This March 17th, this one day out of the year, people around town will be packed into bars, drinking green beer, wearing green clothing and exclaiming how jolly they are.
St. Patrick’s Day, was originally a Feast Day in honor of Ireland’s patron saint. He was born named Maewyn Succat, probably around 385 in Kilpatrick, Scotland from wealthy parents. He was kidnapped as a young boy while playing on the beach with his friends and sold off as a slave to pagan Ireland. He escaped back to Scotland after having a “heavenly voice” telling him to come home. He developed a deep sense of peace, forgiving and inspiration for the love of God and felt a call to share it with others. According to his Confession:
“And there one night I heard in my sleep a voice saying to me: ‘It is well that you fast, soon you will go to your own country.’ And again, after a short while, I heard a voice saying to me: ‘See, your ship is ready.’ And it was not near, but at a distance of perhaps two hundred miles, and I had never been there, nor did I know a living soul there; and then I took to flight, and I left the man with whom I had stayed for six years. And I went in the strength of God who directed my way to my good, and I feared nothing until I came to that ship.”
Voices in the Night
The same voices overcame him again in his dreams to return to Ireland and face his previous oppressors. He studied to be a priest and requested to be the Bishop of Ireland, with permission from the Brittan Bishop Quentin. Barely honoring his request and advised that he was going to be terribly unsuccessful, St. Patrick bravely returned and created a series of legends how he overthrew the pagan empire by walking into a building on fire to challenge tribal leaders, introduced the three leaf clover as the Trinity and chased the “snakes” out of Ireland. The freeing of the “snakes” symbolized the freedom of the Irish people from pagan oppression, well known as the snake in Genesis that tempted Adam and Eve. His Confession continues:
“Hence, how did it come to pass in Ireland that those who never had a knowledge of God, but until now always worshipped idols and things impure, have now been made a people of the Lord, and are called sons of God, that the sons and daughters of the kings of the Irish are seen to be monks and virgins of Christ?”
A New Holiday
However, this became a religious, political and social event.

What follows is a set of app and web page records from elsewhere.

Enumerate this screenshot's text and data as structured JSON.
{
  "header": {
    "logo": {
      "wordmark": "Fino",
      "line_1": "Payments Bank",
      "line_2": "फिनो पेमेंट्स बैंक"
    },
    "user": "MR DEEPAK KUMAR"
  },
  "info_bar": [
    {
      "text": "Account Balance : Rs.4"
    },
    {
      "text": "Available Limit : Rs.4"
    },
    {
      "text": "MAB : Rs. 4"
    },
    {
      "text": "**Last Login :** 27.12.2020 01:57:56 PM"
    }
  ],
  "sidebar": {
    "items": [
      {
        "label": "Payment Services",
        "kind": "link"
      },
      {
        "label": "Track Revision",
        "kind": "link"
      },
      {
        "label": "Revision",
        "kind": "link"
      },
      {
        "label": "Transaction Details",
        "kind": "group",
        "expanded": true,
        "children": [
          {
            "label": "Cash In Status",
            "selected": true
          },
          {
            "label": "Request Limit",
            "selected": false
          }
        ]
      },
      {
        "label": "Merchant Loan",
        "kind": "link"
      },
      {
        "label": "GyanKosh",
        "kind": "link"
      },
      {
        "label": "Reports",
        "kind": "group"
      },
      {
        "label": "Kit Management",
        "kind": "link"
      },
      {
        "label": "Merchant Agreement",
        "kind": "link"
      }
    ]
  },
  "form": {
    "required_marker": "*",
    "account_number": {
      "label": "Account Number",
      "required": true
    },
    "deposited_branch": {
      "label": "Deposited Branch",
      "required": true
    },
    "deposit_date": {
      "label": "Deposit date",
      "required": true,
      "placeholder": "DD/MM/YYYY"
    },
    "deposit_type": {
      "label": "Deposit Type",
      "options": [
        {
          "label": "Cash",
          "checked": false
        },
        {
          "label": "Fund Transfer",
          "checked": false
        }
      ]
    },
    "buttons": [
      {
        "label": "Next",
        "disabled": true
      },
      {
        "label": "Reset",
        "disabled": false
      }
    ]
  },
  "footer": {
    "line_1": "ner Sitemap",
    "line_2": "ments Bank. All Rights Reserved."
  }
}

Parades and “wearing of the green” were associated with American celebration. The first St.Patrick’s Day Parade was in New York City on March 17th, 1762, to celebrate the Irish serving in the English military and thereafter American Irish immigrants boast of the day as an American tradition. Since this happened during the season of Lent, the observance of not eating meat was waived by American Bishops to enjoy corned beef, an Irish food staple. The parades were also a way to fight discrimination against Irish and to gain political power from a Protestant majority, and intolerance from their funny accents and drunken behavior. In 1948, President Truman attended a parade to proclaim against these stereotypes and find acceptance for American Irish.
In turn, this holiday somehow created an excuse for most people to pretend they were a stereotypical Irish Immigrant. This helped drive tourism by showcasing the Irish culture in key demographic areas. For example, the Chicago River dyed green, festivals featuring Irish vendors displaying Celtic artwork, firework shows, and the numerous parades in downtown cities that helped local economies. So grab your, “Kiss Me I’m Irish” buttons and pretend to be Irish for this one day.
- Hopper, William. “St. Patrick’s Day for Heathens”.
- Huges, Robert. “St. Patrick: The Irish Legend.” .
- Skinner, John. “The Confession of Patrick and Letter to Coroticus”, (Image Publishing 1998) p. 2-4